__EXERCISE DETAILS__.
Restate exactly, and only, the lines from the one with "Serialize everything readable" through the end of the data, with both of those end lines kept. Drop any pictures.

__EXERCISE DATA__.
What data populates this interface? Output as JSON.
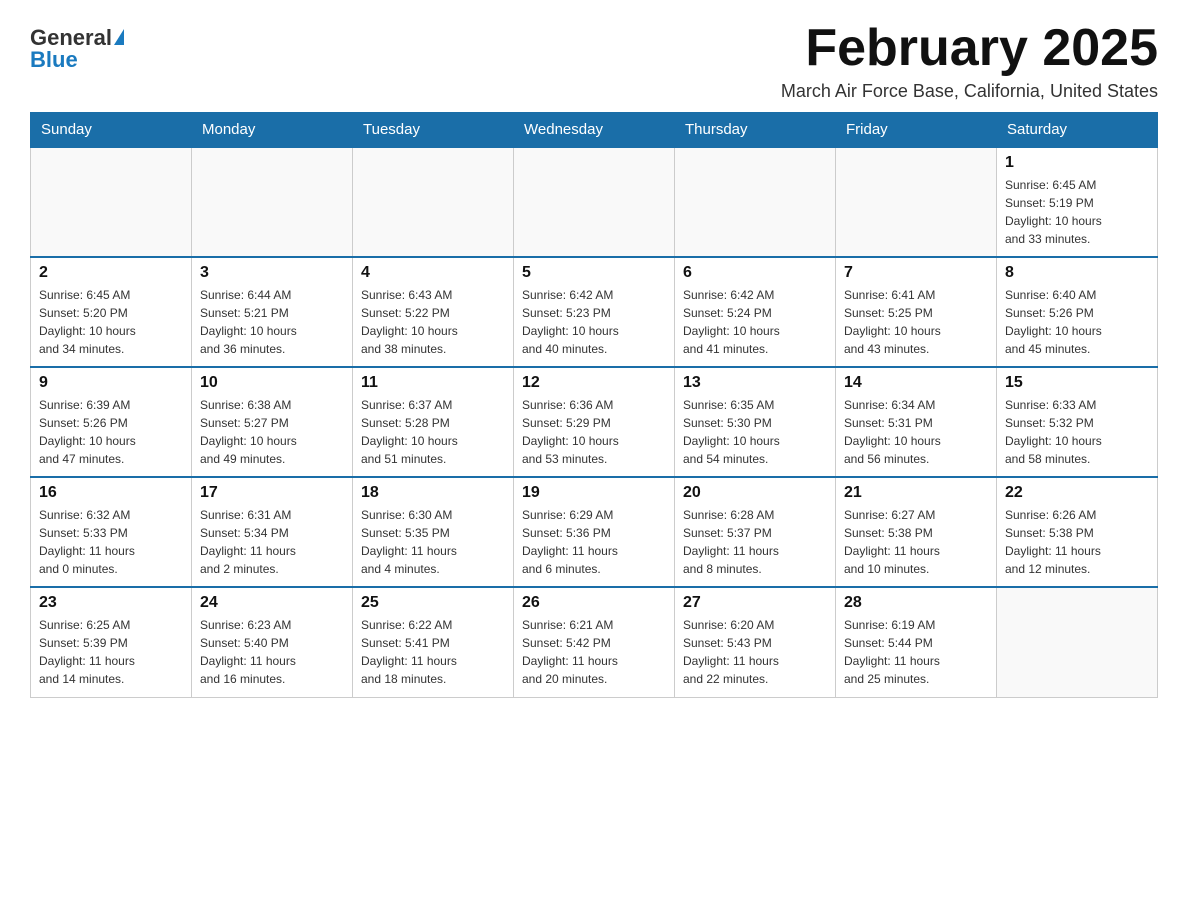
{
  "logo": {
    "general": "General",
    "blue": "Blue"
  },
  "title": {
    "month": "February 2025",
    "location": "March Air Force Base, California, United States"
  },
  "headers": [
    "Sunday",
    "Monday",
    "Tuesday",
    "Wednesday",
    "Thursday",
    "Friday",
    "Saturday"
  ],
  "weeks": [
    [
      {
        "day": "",
        "info": ""
      },
      {
        "day": "",
        "info": ""
      },
      {
        "day": "",
        "info": ""
      },
      {
        "day": "",
        "info": ""
      },
      {
        "day": "",
        "info": ""
      },
      {
        "day": "",
        "info": ""
      },
      {
        "day": "1",
        "info": "Sunrise: 6:45 AM\nSunset: 5:19 PM\nDaylight: 10 hours\nand 33 minutes."
      }
    ],
    [
      {
        "day": "2",
        "info": "Sunrise: 6:45 AM\nSunset: 5:20 PM\nDaylight: 10 hours\nand 34 minutes."
      },
      {
        "day": "3",
        "info": "Sunrise: 6:44 AM\nSunset: 5:21 PM\nDaylight: 10 hours\nand 36 minutes."
      },
      {
        "day": "4",
        "info": "Sunrise: 6:43 AM\nSunset: 5:22 PM\nDaylight: 10 hours\nand 38 minutes."
      },
      {
        "day": "5",
        "info": "Sunrise: 6:42 AM\nSunset: 5:23 PM\nDaylight: 10 hours\nand 40 minutes."
      },
      {
        "day": "6",
        "info": "Sunrise: 6:42 AM\nSunset: 5:24 PM\nDaylight: 10 hours\nand 41 minutes."
      },
      {
        "day": "7",
        "info": "Sunrise: 6:41 AM\nSunset: 5:25 PM\nDaylight: 10 hours\nand 43 minutes."
      },
      {
        "day": "8",
        "info": "Sunrise: 6:40 AM\nSunset: 5:26 PM\nDaylight: 10 hours\nand 45 minutes."
      }
    ],
    [
      {
        "day": "9",
        "info": "Sunrise: 6:39 AM\nSunset: 5:26 PM\nDaylight: 10 hours\nand 47 minutes."
      },
      {
        "day": "10",
        "info": "Sunrise: 6:38 AM\nSunset: 5:27 PM\nDaylight: 10 hours\nand 49 minutes."
      },
      {
        "day": "11",
        "info": "Sunrise: 6:37 AM\nSunset: 5:28 PM\nDaylight: 10 hours\nand 51 minutes."
      },
      {
        "day": "12",
        "info": "Sunrise: 6:36 AM\nSunset: 5:29 PM\nDaylight: 10 hours\nand 53 minutes."
      },
      {
        "day": "13",
        "info": "Sunrise: 6:35 AM\nSunset: 5:30 PM\nDaylight: 10 hours\nand 54 minutes."
      },
      {
        "day": "14",
        "info": "Sunrise: 6:34 AM\nSunset: 5:31 PM\nDaylight: 10 hours\nand 56 minutes."
      },
      {
        "day": "15",
        "info": "Sunrise: 6:33 AM\nSunset: 5:32 PM\nDaylight: 10 hours\nand 58 minutes."
      }
    ],
    [
      {
        "day": "16",
        "info": "Sunrise: 6:32 AM\nSunset: 5:33 PM\nDaylight: 11 hours\nand 0 minutes."
      },
      {
        "day": "17",
        "info": "Sunrise: 6:31 AM\nSunset: 5:34 PM\nDaylight: 11 hours\nand 2 minutes."
      },
      {
        "day": "18",
        "info": "Sunrise: 6:30 AM\nSunset: 5:35 PM\nDaylight: 11 hours\nand 4 minutes."
      },
      {
        "day": "19",
        "info": "Sunrise: 6:29 AM\nSunset: 5:36 PM\nDaylight: 11 hours\nand 6 minutes."
      },
      {
        "day": "20",
        "info": "Sunrise: 6:28 AM\nSunset: 5:37 PM\nDaylight: 11 hours\nand 8 minutes."
      },
      {
        "day": "21",
        "info": "Sunrise: 6:27 AM\nSunset: 5:38 PM\nDaylight: 11 hours\nand 10 minutes."
      },
      {
        "day": "22",
        "info": "Sunrise: 6:26 AM\nSunset: 5:38 PM\nDaylight: 11 hours\nand 12 minutes."
      }
    ],
    [
      {
        "day": "23",
        "info": "Sunrise: 6:25 AM\nSunset: 5:39 PM\nDaylight: 11 hours\nand 14 minutes."
      },
      {
        "day": "24",
        "info": "Sunrise: 6:23 AM\nSunset: 5:40 PM\nDaylight: 11 hours\nand 16 minutes."
      },
      {
        "day": "25",
        "info": "Sunrise: 6:22 AM\nSunset: 5:41 PM\nDaylight: 11 hours\nand 18 minutes."
      },
      {
        "day": "26",
        "info": "Sunrise: 6:21 AM\nSunset: 5:42 PM\nDaylight: 11 hours\nand 20 minutes."
      },
      {
        "day": "27",
        "info": "Sunrise: 6:20 AM\nSunset: 5:43 PM\nDaylight: 11 hours\nand 22 minutes."
      },
      {
        "day": "28",
        "info": "Sunrise: 6:19 AM\nSunset: 5:44 PM\nDaylight: 11 hours\nand 25 minutes."
      },
      {
        "day": "",
        "info": ""
      }
    ]
  ]
}
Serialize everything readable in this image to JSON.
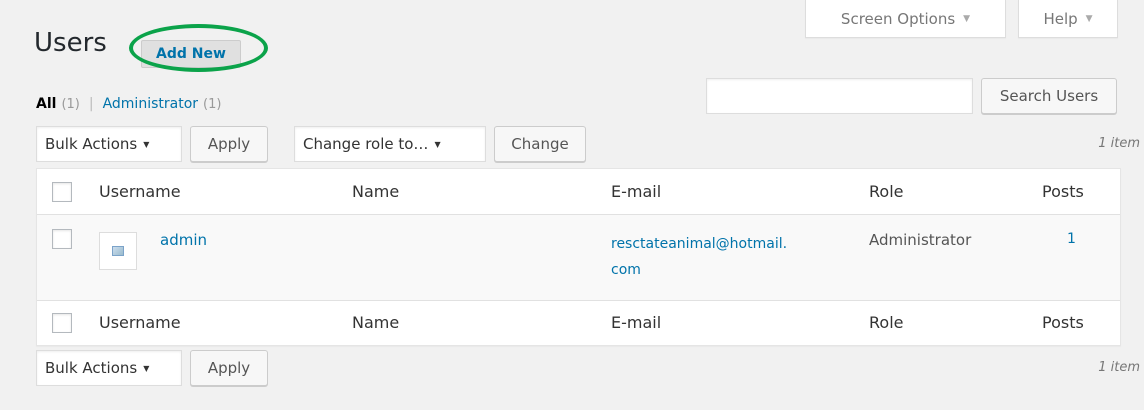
{
  "header": {
    "screen_options": "Screen Options",
    "help": "Help",
    "title": "Users",
    "add_new": "Add New"
  },
  "filters": {
    "all_label": "All",
    "all_count": "(1)",
    "admin_label": "Administrator",
    "admin_count": "(1)",
    "separator": "|"
  },
  "search": {
    "value": "",
    "button": "Search Users"
  },
  "top_nav": {
    "bulk_actions": "Bulk Actions",
    "apply": "Apply",
    "change_role": "Change role to…",
    "change": "Change",
    "item_count": "1 item"
  },
  "table": {
    "columns": [
      "Username",
      "Name",
      "E-mail",
      "Role",
      "Posts"
    ],
    "rows": [
      {
        "username": "admin",
        "name": "",
        "email_line1": "resctateanimal@hotmail.",
        "email_line2": "com",
        "role": "Administrator",
        "posts": "1"
      }
    ]
  },
  "bottom_nav": {
    "bulk_actions": "Bulk Actions",
    "apply": "Apply",
    "item_count": "1 item"
  },
  "colors": {
    "link": "#0073aa",
    "highlight_ring": "#0ba34a"
  }
}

__SOLUTION__.
Serialize everything readable in this image to JSON.
{
  "header": {
    "screen_options": "Screen Options",
    "help": "Help",
    "title": "Users",
    "add_new": "Add New"
  },
  "filters": {
    "all_label": "All",
    "all_count": "(1)",
    "admin_label": "Administrator",
    "admin_count": "(1)",
    "separator": "|"
  },
  "search": {
    "value": "",
    "button": "Search Users"
  },
  "top_nav": {
    "bulk_actions": "Bulk Actions",
    "apply": "Apply",
    "change_role": "Change role to…",
    "change": "Change",
    "item_count": "1 item"
  },
  "table": {
    "columns": [
      "Username",
      "Name",
      "E-mail",
      "Role",
      "Posts"
    ],
    "rows": [
      {
        "username": "admin",
        "name": "",
        "email_line1": "resctateanimal@hotmail.",
        "email_line2": "com",
        "role": "Administrator",
        "posts": "1"
      }
    ]
  },
  "bottom_nav": {
    "bulk_actions": "Bulk Actions",
    "apply": "Apply",
    "item_count": "1 item"
  },
  "colors": {
    "link": "#0073aa",
    "highlight_ring": "#0ba34a"
  }
}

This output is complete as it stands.